. 7. Chunking and changes in compositionality in context

Part IV. Priming
. 8. Priming and language change
. 9. From priming and processing to frequency effects and grammaticalisation? Contracted semi-modals in present-day English

Part V. Analogy
. 10. The role of analogy in language processing and acquisition
. 11. The role of analogy in language change: supporting constructions

Part VI. Ambiguity
. 12. Syntactic ambiguity in real-time language processing and diachronic change
. 13. Ambiguity and vagueness in historical change

Part VII. Acquisition and Transmission
. 14. Developing language from usage: explaining errors
. 15. Transferring insights from child language acquisition to diachronic change (and vice versa)
Marianne Hundt, Universität Zürich Marianne Hundt is Professor of English Linguistics at Universität Zürich. Her research interests include grammatical variation and change in World Englishes. As a corpus-linguist, she has compiled and worked with corpora in World Englishes research and historical linguistics.

Sandra Mollin, Universität Heidelberg Sandra Mollin is senior lecturer in English Linguistics at the Universität Heidelberg. Her research focuses on phraseology, varieties of English and the combination of corpus linguistic and psycholinguistic methodology.
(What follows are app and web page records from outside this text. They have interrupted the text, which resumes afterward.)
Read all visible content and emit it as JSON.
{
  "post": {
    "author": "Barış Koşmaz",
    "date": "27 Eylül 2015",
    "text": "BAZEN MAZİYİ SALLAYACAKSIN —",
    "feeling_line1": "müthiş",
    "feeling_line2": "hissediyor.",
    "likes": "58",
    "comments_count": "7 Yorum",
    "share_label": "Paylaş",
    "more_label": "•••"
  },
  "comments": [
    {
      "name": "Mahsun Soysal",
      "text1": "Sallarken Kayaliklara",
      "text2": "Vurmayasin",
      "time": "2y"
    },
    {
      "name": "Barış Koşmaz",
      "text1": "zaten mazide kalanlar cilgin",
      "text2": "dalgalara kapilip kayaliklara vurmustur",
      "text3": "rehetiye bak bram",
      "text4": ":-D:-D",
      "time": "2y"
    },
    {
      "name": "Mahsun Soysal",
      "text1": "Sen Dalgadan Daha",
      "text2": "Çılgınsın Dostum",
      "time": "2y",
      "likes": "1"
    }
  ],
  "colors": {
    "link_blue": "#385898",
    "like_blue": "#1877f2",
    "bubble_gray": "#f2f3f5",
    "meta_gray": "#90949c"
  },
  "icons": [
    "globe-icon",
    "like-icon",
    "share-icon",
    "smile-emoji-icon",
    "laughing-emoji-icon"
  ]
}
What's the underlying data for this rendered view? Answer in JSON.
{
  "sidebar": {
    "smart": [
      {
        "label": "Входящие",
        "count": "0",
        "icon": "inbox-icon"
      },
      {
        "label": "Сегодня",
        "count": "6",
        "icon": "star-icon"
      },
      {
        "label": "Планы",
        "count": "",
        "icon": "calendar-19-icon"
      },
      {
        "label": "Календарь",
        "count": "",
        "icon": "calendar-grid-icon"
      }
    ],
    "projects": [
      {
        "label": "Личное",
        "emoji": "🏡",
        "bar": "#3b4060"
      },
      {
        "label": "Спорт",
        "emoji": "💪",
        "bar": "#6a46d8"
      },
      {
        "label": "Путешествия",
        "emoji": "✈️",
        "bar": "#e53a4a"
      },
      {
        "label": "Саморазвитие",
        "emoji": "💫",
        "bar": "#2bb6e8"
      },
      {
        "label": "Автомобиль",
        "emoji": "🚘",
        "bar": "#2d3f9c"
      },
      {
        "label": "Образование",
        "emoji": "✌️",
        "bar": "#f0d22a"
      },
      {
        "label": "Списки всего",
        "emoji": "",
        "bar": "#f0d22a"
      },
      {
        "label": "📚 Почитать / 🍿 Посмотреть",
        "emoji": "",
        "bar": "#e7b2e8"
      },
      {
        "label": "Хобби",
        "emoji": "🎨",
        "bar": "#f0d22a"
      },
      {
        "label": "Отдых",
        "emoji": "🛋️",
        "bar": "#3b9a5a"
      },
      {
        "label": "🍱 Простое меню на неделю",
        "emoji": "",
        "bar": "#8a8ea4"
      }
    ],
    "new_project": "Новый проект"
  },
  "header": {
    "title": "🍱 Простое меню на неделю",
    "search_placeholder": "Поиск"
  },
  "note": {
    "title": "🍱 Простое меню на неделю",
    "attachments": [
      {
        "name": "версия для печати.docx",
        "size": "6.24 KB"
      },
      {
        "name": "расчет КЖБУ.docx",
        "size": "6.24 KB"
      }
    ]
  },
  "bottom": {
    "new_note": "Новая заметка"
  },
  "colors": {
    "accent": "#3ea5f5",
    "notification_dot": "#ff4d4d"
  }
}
Simone E. Pfenninger, Universität Salzburg Simone E. Pfenninger is Assistant Professor at Universität Salzburg. Her principal research areas are multilingualism, psycholinguistics and individual differences in second language acquisition, especially in regard to quantitative approaches and statistical methods and techniques for language application in education.